◆ AIM OF THE TASK
Within the records that follow, find every line containing the string "forecast". Copy those lines.

═══ DATA SUPPLIED ═══

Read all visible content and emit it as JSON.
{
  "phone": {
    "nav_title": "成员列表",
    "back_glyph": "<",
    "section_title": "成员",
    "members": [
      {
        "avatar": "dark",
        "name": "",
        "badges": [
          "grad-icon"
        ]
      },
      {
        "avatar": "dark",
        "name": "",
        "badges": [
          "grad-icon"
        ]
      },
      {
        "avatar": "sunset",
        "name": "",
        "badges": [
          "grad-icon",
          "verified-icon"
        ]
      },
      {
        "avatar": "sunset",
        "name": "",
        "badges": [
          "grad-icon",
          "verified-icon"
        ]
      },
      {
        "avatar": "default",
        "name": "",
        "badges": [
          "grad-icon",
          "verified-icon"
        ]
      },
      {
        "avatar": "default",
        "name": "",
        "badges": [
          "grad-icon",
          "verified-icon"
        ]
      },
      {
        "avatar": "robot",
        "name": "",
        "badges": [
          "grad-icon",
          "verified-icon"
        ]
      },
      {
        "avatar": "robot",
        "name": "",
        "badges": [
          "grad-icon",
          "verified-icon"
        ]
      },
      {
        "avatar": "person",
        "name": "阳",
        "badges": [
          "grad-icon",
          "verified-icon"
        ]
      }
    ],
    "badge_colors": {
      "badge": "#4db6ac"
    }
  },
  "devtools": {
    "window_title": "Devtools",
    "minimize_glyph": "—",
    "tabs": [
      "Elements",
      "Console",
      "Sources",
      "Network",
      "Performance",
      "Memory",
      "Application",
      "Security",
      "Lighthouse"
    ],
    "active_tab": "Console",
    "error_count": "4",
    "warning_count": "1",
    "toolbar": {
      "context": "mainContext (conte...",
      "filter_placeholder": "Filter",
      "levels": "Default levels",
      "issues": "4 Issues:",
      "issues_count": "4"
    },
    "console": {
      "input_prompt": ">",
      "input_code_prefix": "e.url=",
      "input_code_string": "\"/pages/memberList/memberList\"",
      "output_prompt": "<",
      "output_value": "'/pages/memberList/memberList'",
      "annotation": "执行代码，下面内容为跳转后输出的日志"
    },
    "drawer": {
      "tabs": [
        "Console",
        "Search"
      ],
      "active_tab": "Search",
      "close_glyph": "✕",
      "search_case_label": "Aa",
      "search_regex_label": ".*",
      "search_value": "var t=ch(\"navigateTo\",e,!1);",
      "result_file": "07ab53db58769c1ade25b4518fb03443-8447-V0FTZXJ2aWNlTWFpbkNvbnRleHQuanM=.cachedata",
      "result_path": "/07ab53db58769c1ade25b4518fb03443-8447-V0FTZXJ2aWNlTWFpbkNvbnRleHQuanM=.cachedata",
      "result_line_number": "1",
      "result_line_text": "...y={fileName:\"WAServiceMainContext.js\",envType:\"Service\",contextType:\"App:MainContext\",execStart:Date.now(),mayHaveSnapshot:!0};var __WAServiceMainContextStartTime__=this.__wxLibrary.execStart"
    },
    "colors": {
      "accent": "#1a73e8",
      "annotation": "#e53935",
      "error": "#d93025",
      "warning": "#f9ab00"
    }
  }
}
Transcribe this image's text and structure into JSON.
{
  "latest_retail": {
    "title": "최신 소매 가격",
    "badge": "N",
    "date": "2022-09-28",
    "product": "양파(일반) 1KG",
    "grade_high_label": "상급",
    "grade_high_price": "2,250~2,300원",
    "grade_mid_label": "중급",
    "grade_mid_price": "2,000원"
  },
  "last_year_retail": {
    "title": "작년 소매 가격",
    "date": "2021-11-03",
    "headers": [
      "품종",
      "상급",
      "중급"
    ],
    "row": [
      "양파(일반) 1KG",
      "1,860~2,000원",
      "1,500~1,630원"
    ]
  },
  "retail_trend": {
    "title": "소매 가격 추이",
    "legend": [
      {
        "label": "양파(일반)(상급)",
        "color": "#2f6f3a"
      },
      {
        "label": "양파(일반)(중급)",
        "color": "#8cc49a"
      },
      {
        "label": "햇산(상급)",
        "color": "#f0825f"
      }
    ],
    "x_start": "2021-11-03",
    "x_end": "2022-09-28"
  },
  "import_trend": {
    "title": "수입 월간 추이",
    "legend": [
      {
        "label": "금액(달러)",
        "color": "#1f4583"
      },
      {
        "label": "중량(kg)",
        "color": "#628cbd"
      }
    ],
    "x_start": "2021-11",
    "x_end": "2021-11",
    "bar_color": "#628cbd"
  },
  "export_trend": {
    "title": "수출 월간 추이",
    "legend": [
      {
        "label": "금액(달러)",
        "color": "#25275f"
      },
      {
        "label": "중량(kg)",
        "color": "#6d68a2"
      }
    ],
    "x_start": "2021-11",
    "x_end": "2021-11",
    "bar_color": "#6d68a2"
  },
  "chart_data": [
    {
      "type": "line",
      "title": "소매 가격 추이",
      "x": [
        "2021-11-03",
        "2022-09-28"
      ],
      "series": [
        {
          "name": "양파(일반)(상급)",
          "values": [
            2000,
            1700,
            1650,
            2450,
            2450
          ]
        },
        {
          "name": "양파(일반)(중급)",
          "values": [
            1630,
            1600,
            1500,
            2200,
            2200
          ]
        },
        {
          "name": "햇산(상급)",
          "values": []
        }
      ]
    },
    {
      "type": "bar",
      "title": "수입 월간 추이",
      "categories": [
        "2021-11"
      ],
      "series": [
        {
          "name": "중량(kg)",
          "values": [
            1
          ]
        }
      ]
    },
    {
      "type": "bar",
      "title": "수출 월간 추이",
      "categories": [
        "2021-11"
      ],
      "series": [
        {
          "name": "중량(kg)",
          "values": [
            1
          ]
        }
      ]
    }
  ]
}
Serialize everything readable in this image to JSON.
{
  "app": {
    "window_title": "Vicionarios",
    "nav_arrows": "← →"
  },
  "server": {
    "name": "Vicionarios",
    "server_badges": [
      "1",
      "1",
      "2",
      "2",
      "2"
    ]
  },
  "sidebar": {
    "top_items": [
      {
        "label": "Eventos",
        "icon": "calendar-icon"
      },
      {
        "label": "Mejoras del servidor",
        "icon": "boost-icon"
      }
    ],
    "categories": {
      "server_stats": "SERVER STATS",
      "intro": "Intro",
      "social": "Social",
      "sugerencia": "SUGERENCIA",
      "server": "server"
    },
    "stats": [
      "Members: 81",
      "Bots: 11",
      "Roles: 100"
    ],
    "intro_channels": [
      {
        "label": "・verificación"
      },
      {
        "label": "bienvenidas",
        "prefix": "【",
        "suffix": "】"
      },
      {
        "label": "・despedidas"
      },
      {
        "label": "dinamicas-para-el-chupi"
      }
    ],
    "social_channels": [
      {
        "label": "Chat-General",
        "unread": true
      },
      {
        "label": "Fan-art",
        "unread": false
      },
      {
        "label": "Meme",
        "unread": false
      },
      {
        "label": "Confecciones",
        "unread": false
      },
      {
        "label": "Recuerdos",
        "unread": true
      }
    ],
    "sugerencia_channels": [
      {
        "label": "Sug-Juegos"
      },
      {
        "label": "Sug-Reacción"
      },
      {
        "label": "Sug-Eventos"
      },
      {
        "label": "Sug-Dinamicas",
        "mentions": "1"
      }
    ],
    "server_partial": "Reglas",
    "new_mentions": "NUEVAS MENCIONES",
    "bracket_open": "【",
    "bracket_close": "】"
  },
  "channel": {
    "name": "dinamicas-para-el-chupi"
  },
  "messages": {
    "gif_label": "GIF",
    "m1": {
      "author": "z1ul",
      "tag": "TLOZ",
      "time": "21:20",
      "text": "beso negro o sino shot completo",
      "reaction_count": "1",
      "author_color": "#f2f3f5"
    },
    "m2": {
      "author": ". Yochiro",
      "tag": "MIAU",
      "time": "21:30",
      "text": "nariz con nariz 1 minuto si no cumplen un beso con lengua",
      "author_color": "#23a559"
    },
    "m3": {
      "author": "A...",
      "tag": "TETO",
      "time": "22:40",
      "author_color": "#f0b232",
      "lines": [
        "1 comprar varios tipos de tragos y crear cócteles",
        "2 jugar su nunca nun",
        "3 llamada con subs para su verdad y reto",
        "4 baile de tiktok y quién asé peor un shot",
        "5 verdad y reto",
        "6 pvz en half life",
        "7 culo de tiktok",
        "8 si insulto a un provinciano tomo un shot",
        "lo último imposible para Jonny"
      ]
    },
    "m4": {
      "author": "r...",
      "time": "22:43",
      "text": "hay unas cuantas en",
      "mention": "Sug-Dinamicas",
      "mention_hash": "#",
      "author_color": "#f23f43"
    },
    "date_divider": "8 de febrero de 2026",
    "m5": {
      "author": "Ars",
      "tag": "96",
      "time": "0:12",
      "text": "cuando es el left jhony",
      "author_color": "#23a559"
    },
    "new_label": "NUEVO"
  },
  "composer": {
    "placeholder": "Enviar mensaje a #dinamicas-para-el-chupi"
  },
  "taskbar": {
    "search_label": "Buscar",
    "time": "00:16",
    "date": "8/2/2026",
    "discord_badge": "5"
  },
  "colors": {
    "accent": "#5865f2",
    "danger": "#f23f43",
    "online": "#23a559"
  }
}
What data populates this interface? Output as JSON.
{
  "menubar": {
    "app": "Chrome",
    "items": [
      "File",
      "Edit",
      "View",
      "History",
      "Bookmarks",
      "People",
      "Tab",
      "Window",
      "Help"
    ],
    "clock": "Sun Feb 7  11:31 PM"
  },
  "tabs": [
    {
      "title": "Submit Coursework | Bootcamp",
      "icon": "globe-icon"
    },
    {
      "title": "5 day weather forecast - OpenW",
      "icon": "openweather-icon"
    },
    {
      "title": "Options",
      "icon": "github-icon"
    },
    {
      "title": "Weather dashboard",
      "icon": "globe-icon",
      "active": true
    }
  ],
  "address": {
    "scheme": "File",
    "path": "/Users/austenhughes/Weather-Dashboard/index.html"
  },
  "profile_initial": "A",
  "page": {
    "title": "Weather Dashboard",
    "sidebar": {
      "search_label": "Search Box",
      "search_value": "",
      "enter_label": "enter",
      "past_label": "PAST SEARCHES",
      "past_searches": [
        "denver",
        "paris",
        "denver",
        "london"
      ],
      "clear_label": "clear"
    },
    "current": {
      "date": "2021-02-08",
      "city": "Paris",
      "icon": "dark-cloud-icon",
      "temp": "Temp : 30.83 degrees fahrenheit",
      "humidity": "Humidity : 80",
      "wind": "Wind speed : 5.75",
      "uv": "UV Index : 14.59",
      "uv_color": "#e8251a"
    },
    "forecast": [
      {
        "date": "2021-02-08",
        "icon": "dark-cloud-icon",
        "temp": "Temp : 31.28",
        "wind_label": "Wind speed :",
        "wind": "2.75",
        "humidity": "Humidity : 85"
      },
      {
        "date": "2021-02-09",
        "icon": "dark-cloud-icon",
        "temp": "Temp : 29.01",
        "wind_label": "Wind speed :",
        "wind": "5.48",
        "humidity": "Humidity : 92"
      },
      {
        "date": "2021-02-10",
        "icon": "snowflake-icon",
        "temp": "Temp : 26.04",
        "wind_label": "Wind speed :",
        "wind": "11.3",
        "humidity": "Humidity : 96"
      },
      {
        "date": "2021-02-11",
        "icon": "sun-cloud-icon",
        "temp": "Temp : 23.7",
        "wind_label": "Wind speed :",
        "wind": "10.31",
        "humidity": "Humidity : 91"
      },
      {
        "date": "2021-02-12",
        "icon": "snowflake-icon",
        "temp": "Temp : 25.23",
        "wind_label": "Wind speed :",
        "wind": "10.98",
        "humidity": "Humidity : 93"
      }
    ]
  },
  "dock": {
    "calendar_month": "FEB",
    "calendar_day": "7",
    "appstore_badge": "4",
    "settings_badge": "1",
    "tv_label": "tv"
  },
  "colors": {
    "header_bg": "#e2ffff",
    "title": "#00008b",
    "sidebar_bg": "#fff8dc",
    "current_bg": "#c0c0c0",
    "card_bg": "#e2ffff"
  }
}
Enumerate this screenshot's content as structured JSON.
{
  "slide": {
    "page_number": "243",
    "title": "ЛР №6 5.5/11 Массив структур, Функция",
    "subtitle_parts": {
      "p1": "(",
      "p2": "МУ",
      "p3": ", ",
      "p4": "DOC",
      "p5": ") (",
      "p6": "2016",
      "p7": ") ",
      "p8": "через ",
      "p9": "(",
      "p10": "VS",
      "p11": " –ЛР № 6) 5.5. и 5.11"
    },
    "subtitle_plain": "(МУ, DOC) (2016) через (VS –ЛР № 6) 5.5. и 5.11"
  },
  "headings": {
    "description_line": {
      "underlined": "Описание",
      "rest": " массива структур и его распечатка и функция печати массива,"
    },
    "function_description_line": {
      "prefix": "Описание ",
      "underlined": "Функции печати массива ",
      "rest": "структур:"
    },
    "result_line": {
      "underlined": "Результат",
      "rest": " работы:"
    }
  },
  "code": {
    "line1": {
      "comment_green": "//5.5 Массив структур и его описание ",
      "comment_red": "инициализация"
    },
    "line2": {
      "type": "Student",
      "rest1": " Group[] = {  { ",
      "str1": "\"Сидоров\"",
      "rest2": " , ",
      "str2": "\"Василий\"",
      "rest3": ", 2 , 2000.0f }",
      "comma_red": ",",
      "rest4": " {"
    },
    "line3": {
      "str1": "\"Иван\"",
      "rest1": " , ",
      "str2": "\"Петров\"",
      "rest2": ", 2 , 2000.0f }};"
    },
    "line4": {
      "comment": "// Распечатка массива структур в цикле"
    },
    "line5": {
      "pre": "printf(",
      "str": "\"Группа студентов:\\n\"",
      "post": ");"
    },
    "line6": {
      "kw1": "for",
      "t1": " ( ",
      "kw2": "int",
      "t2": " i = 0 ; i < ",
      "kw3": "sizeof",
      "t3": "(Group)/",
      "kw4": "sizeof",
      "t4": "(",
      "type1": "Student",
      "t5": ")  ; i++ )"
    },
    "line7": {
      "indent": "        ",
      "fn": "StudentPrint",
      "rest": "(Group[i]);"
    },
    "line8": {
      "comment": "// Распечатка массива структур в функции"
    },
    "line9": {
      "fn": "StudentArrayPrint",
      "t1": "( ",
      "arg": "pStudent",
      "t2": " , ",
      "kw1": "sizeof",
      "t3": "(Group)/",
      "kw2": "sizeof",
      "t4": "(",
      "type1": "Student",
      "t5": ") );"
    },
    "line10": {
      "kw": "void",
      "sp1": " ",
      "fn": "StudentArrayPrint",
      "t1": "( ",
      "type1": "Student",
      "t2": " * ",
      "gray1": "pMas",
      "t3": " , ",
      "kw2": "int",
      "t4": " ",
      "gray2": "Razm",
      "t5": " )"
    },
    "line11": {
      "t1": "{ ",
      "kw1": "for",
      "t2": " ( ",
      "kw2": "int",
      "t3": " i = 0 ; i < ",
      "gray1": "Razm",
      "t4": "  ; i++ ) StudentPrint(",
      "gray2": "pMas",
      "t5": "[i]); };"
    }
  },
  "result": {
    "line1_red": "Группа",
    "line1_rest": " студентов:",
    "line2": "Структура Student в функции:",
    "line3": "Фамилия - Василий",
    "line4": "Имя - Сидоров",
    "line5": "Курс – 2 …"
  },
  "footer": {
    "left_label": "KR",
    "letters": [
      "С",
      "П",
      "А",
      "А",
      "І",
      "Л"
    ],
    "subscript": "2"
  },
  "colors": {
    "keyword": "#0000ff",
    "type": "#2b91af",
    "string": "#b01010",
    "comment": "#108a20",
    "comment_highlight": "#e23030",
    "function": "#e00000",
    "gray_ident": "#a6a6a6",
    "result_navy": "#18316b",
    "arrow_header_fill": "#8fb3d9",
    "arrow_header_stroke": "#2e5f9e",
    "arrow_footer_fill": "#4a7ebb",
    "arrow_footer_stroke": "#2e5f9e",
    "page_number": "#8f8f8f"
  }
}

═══

◆ WRITTEN ANSWER
      "title": "5 day weather forecast - OpenW",
    "forecast": [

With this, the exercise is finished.